The commercial market for mobile virtualization solutions was highly limited even before General Dynamics’ acquisition of Open Kernel Labs last month. Now, with several recent reports indicating that IBM is close to reaching an agreement to buy Red Bend Software, the commercial market may disappear entirely. But is this really that surprising?
For years, suppliers of mobile hypervisors have struggled to effectively communicate the value proposition of their solutions. Initially touted as a technology that can enable reduced bill-of-material costs, mobile virtualization has more recently been evangelized as the way to allow mobile devices to securely support multiple personas. In either case, device manufacturers failed to significantly support either premise – at least in terms of making investments in commercial solutions. As a result, revenues did not scale and leading vendors struggled to realize significant growth.
On the embedded side, the majority of the market is not based on standalone hypervisors. In this segment, virtualization has been primarily instituted as part of a broader runtime platform. Embedded virtualization solutions from vendors such as Green Hills Software, LynuxWorks, SYSGO, and Wind River heavily leverage – and in some cases are completely integrated with – each company’s flagship RTOS platform. Consequently, the success of these vendors has been driven in large part by their solutions’ ability to enable a guest operating system (Android/Linux or Windows, for example) to run alongside an RTOS in a multi-OS environment. Clearly, this value proposition has gained much more traction than the previously described mobile virtualization use cases.
So what do we see as the market moves forward?

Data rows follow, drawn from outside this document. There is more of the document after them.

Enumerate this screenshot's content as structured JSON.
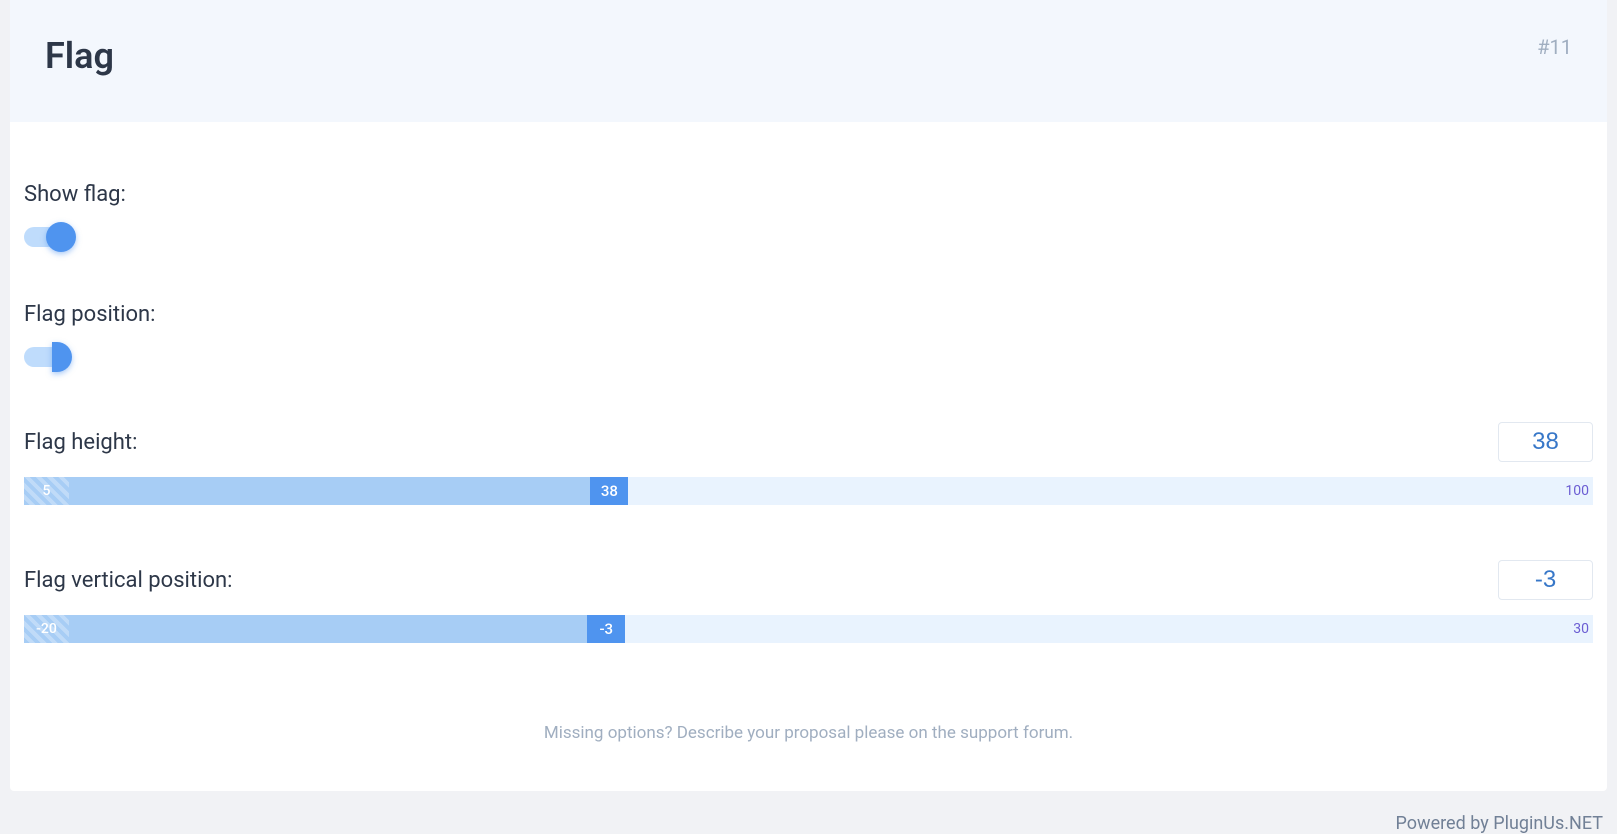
{
  "header": {
    "title": "Flag",
    "number": "#11"
  },
  "settings": {
    "show_flag": {
      "label": "Show flag:",
      "value": true
    },
    "flag_position": {
      "label": "Flag position:",
      "value": true
    },
    "flag_height": {
      "label": "Flag height:",
      "value": "38",
      "min": "5",
      "max": "100",
      "handle": "38",
      "fill_pct": 33.2,
      "handle_left_pct": 36.1
    },
    "flag_vertical_position": {
      "label": "Flag vertical position:",
      "value": "-3",
      "min": "-20",
      "max": "30",
      "handle": "-3",
      "fill_pct": 33.0,
      "handle_left_pct": 35.9
    }
  },
  "footer": {
    "text": "Missing options? Describe your proposal please on the support forum.",
    "powered": "Powered by PluginUs.NET"
  }
}
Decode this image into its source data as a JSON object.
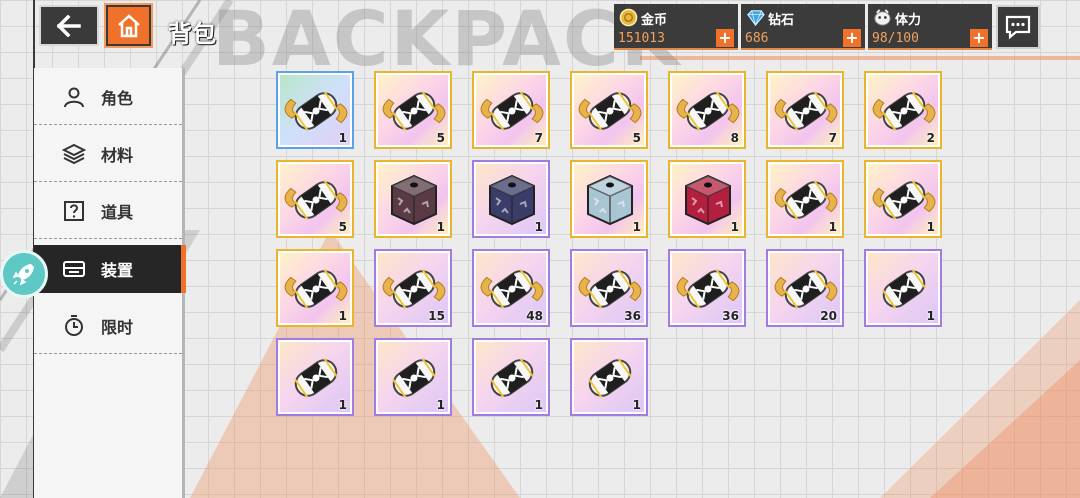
{
  "header": {
    "title": "背包",
    "watermark": "BACKPACK"
  },
  "resources": [
    {
      "name": "gold",
      "label": "金币",
      "value": "151013",
      "icon": "gold-coin-icon"
    },
    {
      "name": "diamond",
      "label": "钻石",
      "value": "686",
      "icon": "diamond-icon"
    },
    {
      "name": "stamina",
      "label": "体力",
      "value": "98/100",
      "icon": "stamina-icon"
    }
  ],
  "resource_plus": "+",
  "sidebar": {
    "items": [
      {
        "label": "角色",
        "icon": "person-icon",
        "active": false
      },
      {
        "label": "材料",
        "icon": "layers-icon",
        "active": false
      },
      {
        "label": "道具",
        "icon": "question-box-icon",
        "active": false
      },
      {
        "label": "装置",
        "icon": "device-icon",
        "active": true
      },
      {
        "label": "限时",
        "icon": "timer-icon",
        "active": false
      }
    ]
  },
  "inventory": [
    {
      "kind": "capsule",
      "rarity": "blue",
      "count": "1"
    },
    {
      "kind": "capsule",
      "rarity": "gold",
      "count": "5"
    },
    {
      "kind": "capsule",
      "rarity": "gold",
      "count": "7"
    },
    {
      "kind": "capsule",
      "rarity": "gold",
      "count": "5"
    },
    {
      "kind": "capsule",
      "rarity": "gold",
      "count": "8"
    },
    {
      "kind": "capsule",
      "rarity": "gold",
      "count": "7"
    },
    {
      "kind": "capsule",
      "rarity": "gold",
      "count": "2"
    },
    {
      "kind": "capsule",
      "rarity": "gold",
      "count": "5"
    },
    {
      "kind": "cube",
      "rarity": "gold",
      "count": "1",
      "color": "#5a3b45"
    },
    {
      "kind": "cube",
      "rarity": "purple",
      "count": "1",
      "color": "#3a3c6a"
    },
    {
      "kind": "cube",
      "rarity": "gold",
      "count": "1",
      "color": "#a9c4d3"
    },
    {
      "kind": "cube",
      "rarity": "gold",
      "count": "1",
      "color": "#b3203f"
    },
    {
      "kind": "capsule",
      "rarity": "gold",
      "count": "1"
    },
    {
      "kind": "capsule",
      "rarity": "gold",
      "count": "1"
    },
    {
      "kind": "capsule",
      "rarity": "gold",
      "count": "1"
    },
    {
      "kind": "capsule",
      "rarity": "purple",
      "count": "15"
    },
    {
      "kind": "capsule",
      "rarity": "purple",
      "count": "48"
    },
    {
      "kind": "capsule",
      "rarity": "purple",
      "count": "36"
    },
    {
      "kind": "capsule",
      "rarity": "purple",
      "count": "36"
    },
    {
      "kind": "capsule",
      "rarity": "purple",
      "count": "20"
    },
    {
      "kind": "capsule-plain",
      "rarity": "purple",
      "count": "1"
    },
    {
      "kind": "capsule-plain",
      "rarity": "purple",
      "count": "1"
    },
    {
      "kind": "capsule-plain",
      "rarity": "purple",
      "count": "1"
    },
    {
      "kind": "capsule-plain",
      "rarity": "purple",
      "count": "1"
    },
    {
      "kind": "capsule-plain",
      "rarity": "purple",
      "count": "1"
    }
  ],
  "colors": {
    "accent": "#f0722a",
    "dark": "#3a3a3a",
    "resource_value": "#f3a15e"
  }
}
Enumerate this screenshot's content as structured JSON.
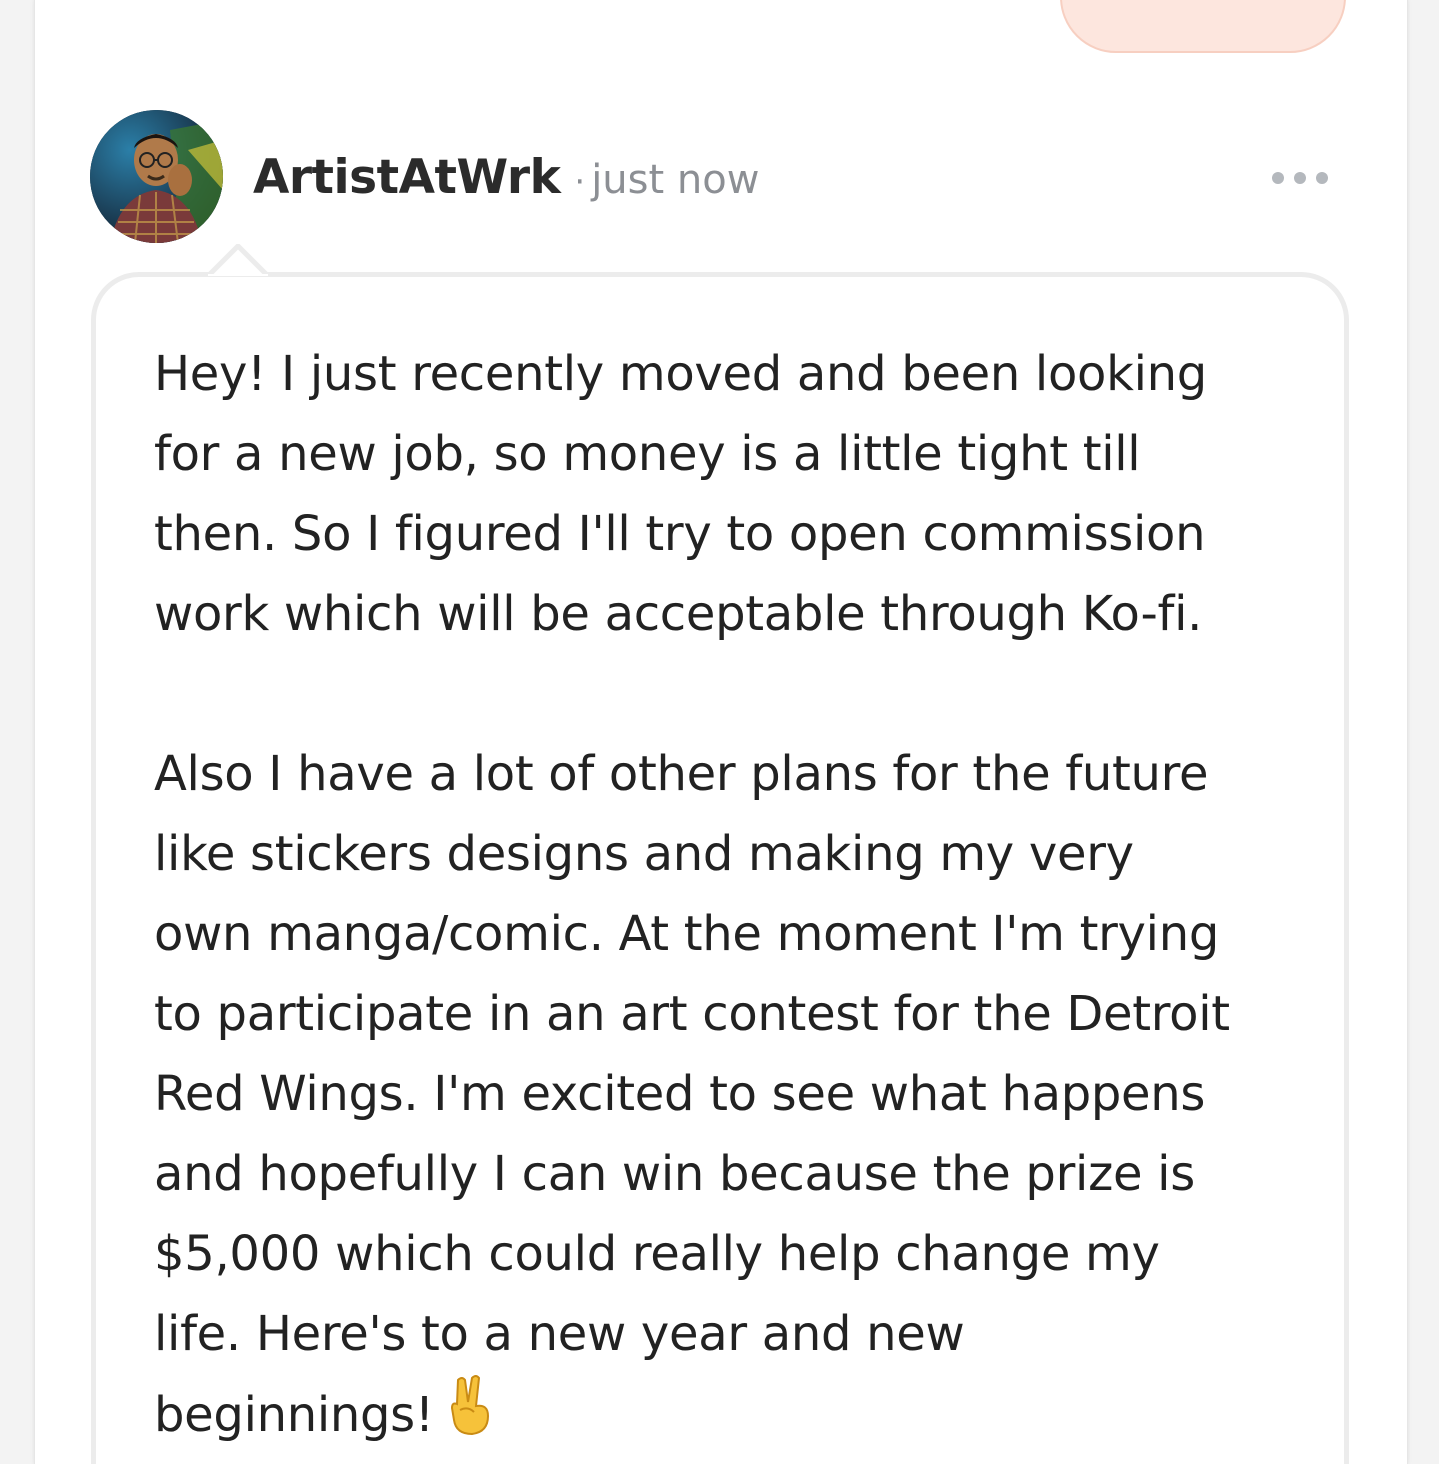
{
  "post": {
    "author": "ArtistAtWrk",
    "separator": "·",
    "timestamp": "just now",
    "paragraph_1": "Hey! I just recently moved and been looking\nfor a new job, so money is a little tight till\nthen. So I figured I'll try to open commission\nwork which will be acceptable through Ko-fi.",
    "paragraph_2": "Also I have a lot of other plans for the future\nlike stickers designs and making my very\nown manga/comic. At the moment I'm trying\nto participate in an art contest for the Detroit\nRed Wings. I'm excited to see what happens\nand hopefully I can win because the prize is\n$5,000 which could really help change my\nlife. Here's to a new year and new\nbeginnings!",
    "emoji": "victory-hand-icon"
  },
  "icons": {
    "more": "more-horizontal-icon",
    "avatar": "avatar"
  },
  "colors": {
    "peach_button": "#fde6de",
    "text": "#222222",
    "muted": "#8c8f94",
    "bubble_border": "#ececec"
  }
}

According to GD’s press release, OK Labs will deploy its OKL4 Microvisor in secure mobile devices (for civilian, government, and military use) and automotive in-vehicle infotainment systems as part of the GD Broadband business unit – presumably within both internal and commercial opportunities. However, given the historical difficulties in monetizing mobile virtualization, we believe it may be only a matter of time before GD completely internalizes the use of OKL4 technology.
Of course, IBM’s intentions for Red Bend’s virtualization technology have not been publicly discussed, and the storyline is slightly different. Red Bend’s VLX product line (which the company acquired through its 2010 purchase of VirtualLogix) is a small fraction of Red Bend’s total business and is not likely to be the driving factor behind IBM’s interest. A more plausible scenario is that IBM is most focused on Red Bend’s mobile software/device management solutions, which are particularly attractive due to the rapid expansion of the BYOD paradigm. In fact, we suspect that it is possible – perhaps even likely – that IBM has no interest in VLX at all.
All this in mind, we expect that the commercial market for mobile and embedded virtualization solutions will begin to shift more heavily to traditional embedded markets. A large portion of this business will be driven by deployments within device classes utilizing a multi-OS environment in which Android or Windows powers the user interface with an RTOS controlling any critical/deterministic processes. Aside from smaller, specialized vendors such as Real-Time Systems and TenAsys, a majority of these solutions will be integrated runtime platforms as opposed to standalone hypervisor offerings.VDC will investigate these and other trends in our upcoming report, Virtualization for Mobile & Embedded Systems, from our research service Strategic Insights 2012: Embedded Software & Tools Market. Please contact us for more information.